Task objective: Go through the data and copy each line where the string "photo" appears.

··· Task data ···

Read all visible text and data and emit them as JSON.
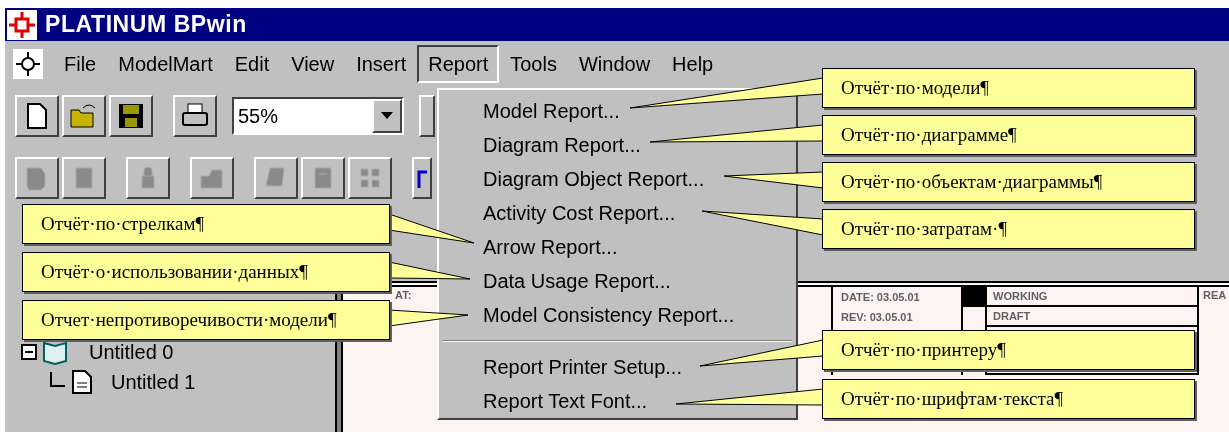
{
  "window": {
    "title": "PLATINUM BPwin"
  },
  "menu_bar": [
    {
      "label": "File",
      "selected": false
    },
    {
      "label": "ModelMart",
      "selected": false
    },
    {
      "label": "Edit",
      "selected": false
    },
    {
      "label": "View",
      "selected": false
    },
    {
      "label": "Insert",
      "selected": false
    },
    {
      "label": "Report",
      "selected": true
    },
    {
      "label": "Tools",
      "selected": false
    },
    {
      "label": "Window",
      "selected": false
    },
    {
      "label": "Help",
      "selected": false
    }
  ],
  "toolbar": {
    "zoom": "55%"
  },
  "tree": [
    {
      "label": "Untitled 0",
      "expanded": true,
      "children": [
        {
          "label": "Untitled 1"
        }
      ]
    }
  ],
  "diagram_frame": {
    "used_at": "AT:",
    "date": "DATE: 03.05.01",
    "rev": "REV: 03.05.01",
    "working": "WORKING",
    "draft": "DRAFT",
    "column_5": "REA"
  },
  "report_menu": [
    {
      "kind": "item",
      "label": "Model Report..."
    },
    {
      "kind": "item",
      "label": "Diagram Report..."
    },
    {
      "kind": "item",
      "label": "Diagram Object Report..."
    },
    {
      "kind": "item",
      "label": "Activity Cost Report..."
    },
    {
      "kind": "item",
      "label": "Arrow Report..."
    },
    {
      "kind": "item",
      "label": "Data Usage Report..."
    },
    {
      "kind": "item",
      "label": "Model Consistency Report..."
    },
    {
      "kind": "separator"
    },
    {
      "kind": "item",
      "label": "Report Printer Setup..."
    },
    {
      "kind": "item",
      "label": "Report Text Font..."
    }
  ],
  "callouts": [
    {
      "text": "Отчёт·по·модели¶"
    },
    {
      "text": "Отчёт·по·диаграмме¶"
    },
    {
      "text": "Отчёт·по·объектам·диаграммы¶"
    },
    {
      "text": "Отчёт·по·стрелкам¶"
    },
    {
      "text": "Отчёт·по·затратам·¶"
    },
    {
      "text": "Отчёт·о·использовании·данных¶"
    },
    {
      "text": "Отчет·непротиворечивости·модели¶"
    },
    {
      "text": "Отчёт·по·принтеру¶"
    },
    {
      "text": "Отчёт·по·шрифтам·текста¶"
    }
  ]
}
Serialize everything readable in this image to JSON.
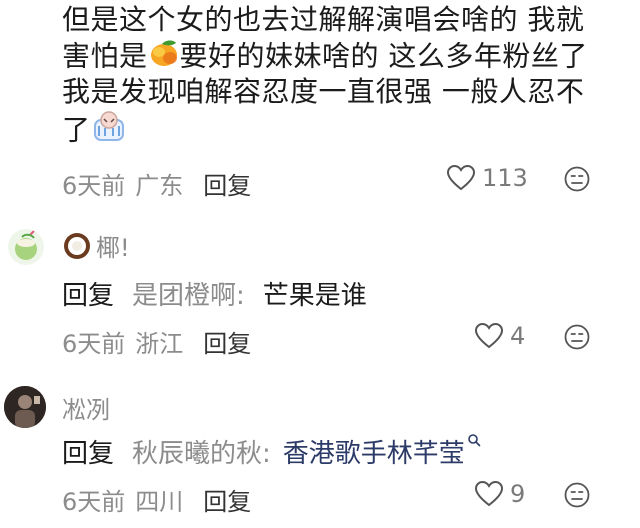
{
  "comment1": {
    "line1": "但是这个女的也去过解解演唱会啥的 我就",
    "line2_a": "害怕是",
    "line2_b": "要好的妹妹啥的 这么多年粉丝了",
    "line3": "我是发现咱解容忍度一直很强 一般人忍不",
    "line4": "了",
    "meta": {
      "time": "6天前",
      "location": "广东",
      "reply": "回复",
      "likes": "113"
    }
  },
  "comment2": {
    "username": "椰!",
    "reply_label": "回复",
    "reply_target": "是团橙啊:",
    "reply_text": "芒果是谁",
    "meta": {
      "time": "6天前",
      "location": "浙江",
      "reply": "回复",
      "likes": "4"
    }
  },
  "comment3": {
    "username": "凇冽",
    "reply_label": "回复",
    "reply_target": "秋辰曦的秋:",
    "reply_text": "香港歌手林芊莹",
    "meta": {
      "time": "6天前",
      "location": "四川",
      "reply": "回复",
      "likes": "9"
    }
  },
  "colors": {
    "text": "#1b1b1b",
    "meta": "#8c8c8c",
    "link": "#2b3a67"
  }
}
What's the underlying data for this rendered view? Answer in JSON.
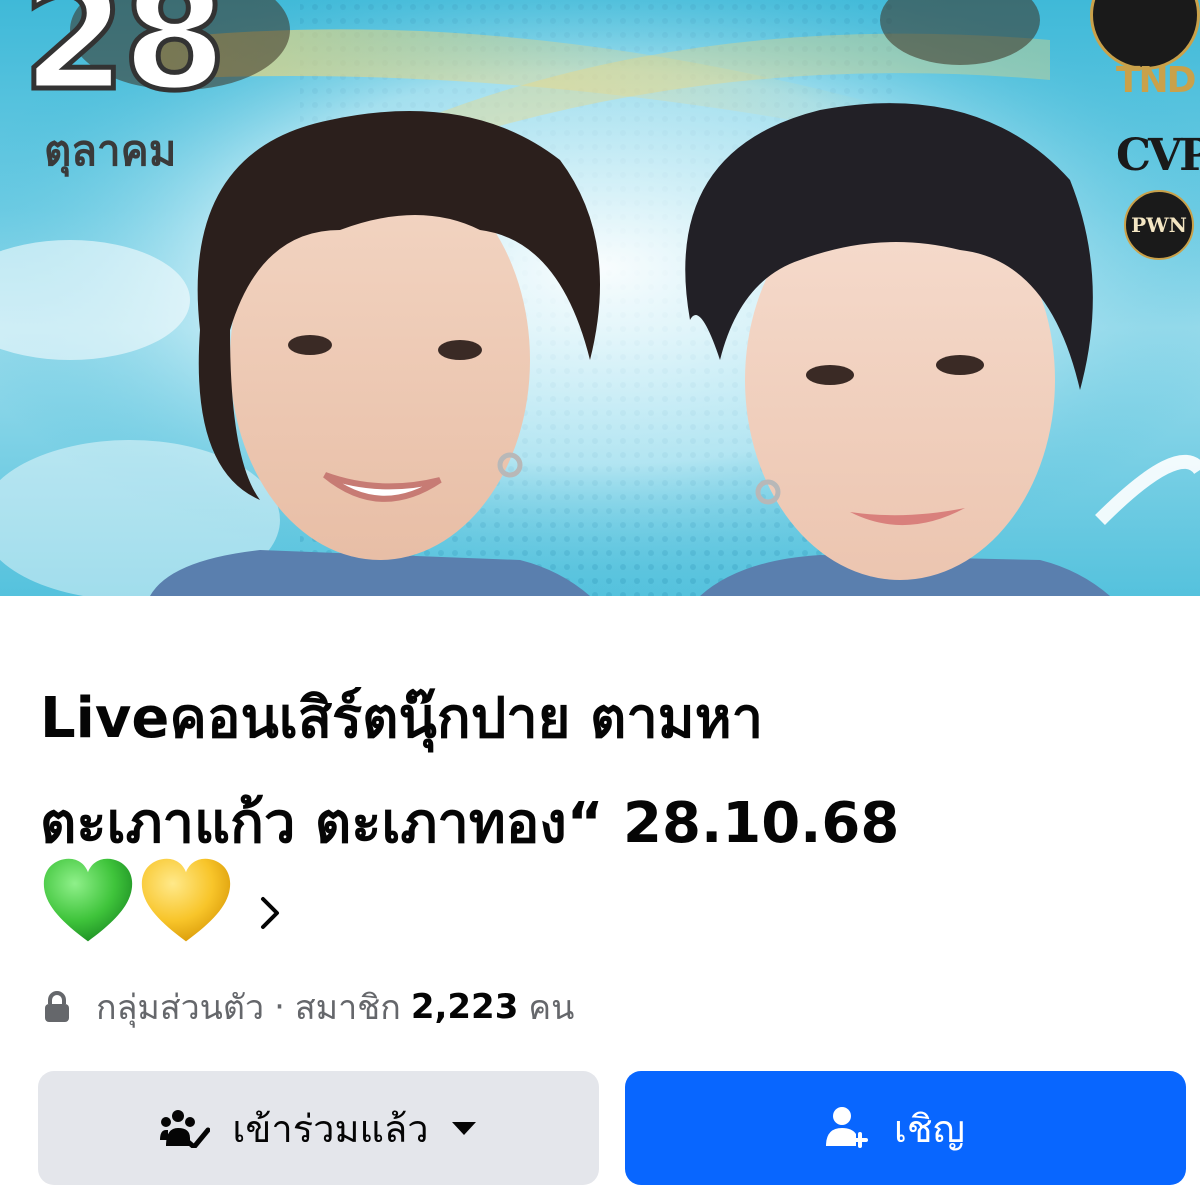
{
  "cover": {
    "date_number": "28",
    "date_month": "ตุลาคม",
    "sponsor_logos": [
      "TND",
      "CVP",
      "PWN"
    ],
    "image_description_icons": [
      "performer-left-photo",
      "performer-right-photo"
    ]
  },
  "group": {
    "title_line1": "Liveคอนเสิร์ตนุ๊กปาย ตามหา",
    "title_line2": "ตะเภาแก้ว ตะเภาทอง“ 28.10.68",
    "title_emoji": [
      "green-heart-icon",
      "yellow-heart-icon"
    ],
    "privacy": "กลุ่มส่วนตัว",
    "separator": "·",
    "members_label": "สมาชิก",
    "members_count": "2,223",
    "members_unit": "คน"
  },
  "actions": {
    "joined_label": "เข้าร่วมแล้ว",
    "invite_label": "เชิญ"
  },
  "colors": {
    "primary_blue": "#0866ff",
    "secondary_gray": "#e4e6eb",
    "text_primary": "#050505",
    "text_secondary": "#65676b"
  }
}
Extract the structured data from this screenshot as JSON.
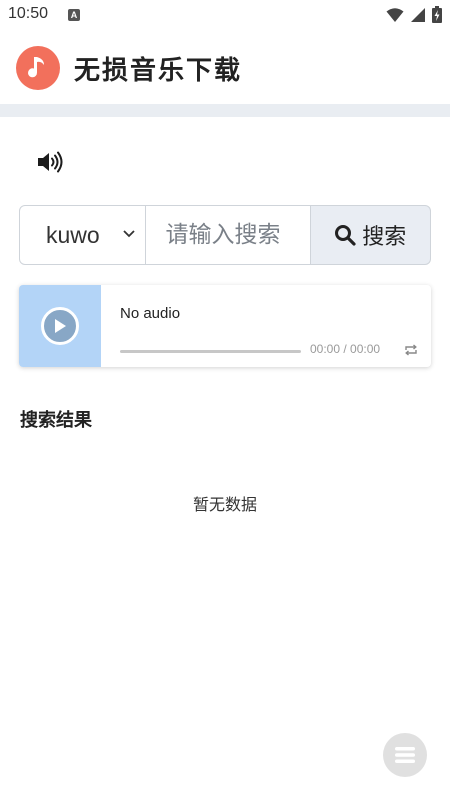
{
  "status_bar": {
    "time": "10:50",
    "notification_badge": "A",
    "icons": [
      "wifi-icon",
      "signal-icon",
      "battery-charging-icon"
    ]
  },
  "header": {
    "title": "无损音乐下载",
    "logo_icon": "music-note-icon",
    "logo_color": "#f2705c"
  },
  "volume": {
    "icon": "speaker-icon"
  },
  "search": {
    "source_selected": "kuwo",
    "placeholder": "请输入搜索",
    "value": "",
    "button_label": "搜索",
    "button_icon": "magnifier-icon"
  },
  "player": {
    "title": "No audio",
    "time": "00:00 / 00:00",
    "progress": 0,
    "cover_color": "#b3d4f7"
  },
  "results": {
    "heading": "搜索结果",
    "empty_text": "暂无数据"
  },
  "fab": {
    "icon": "menu-icon"
  }
}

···

Completed exercise:
      "performer-left-photo",
      "performer-right-photo"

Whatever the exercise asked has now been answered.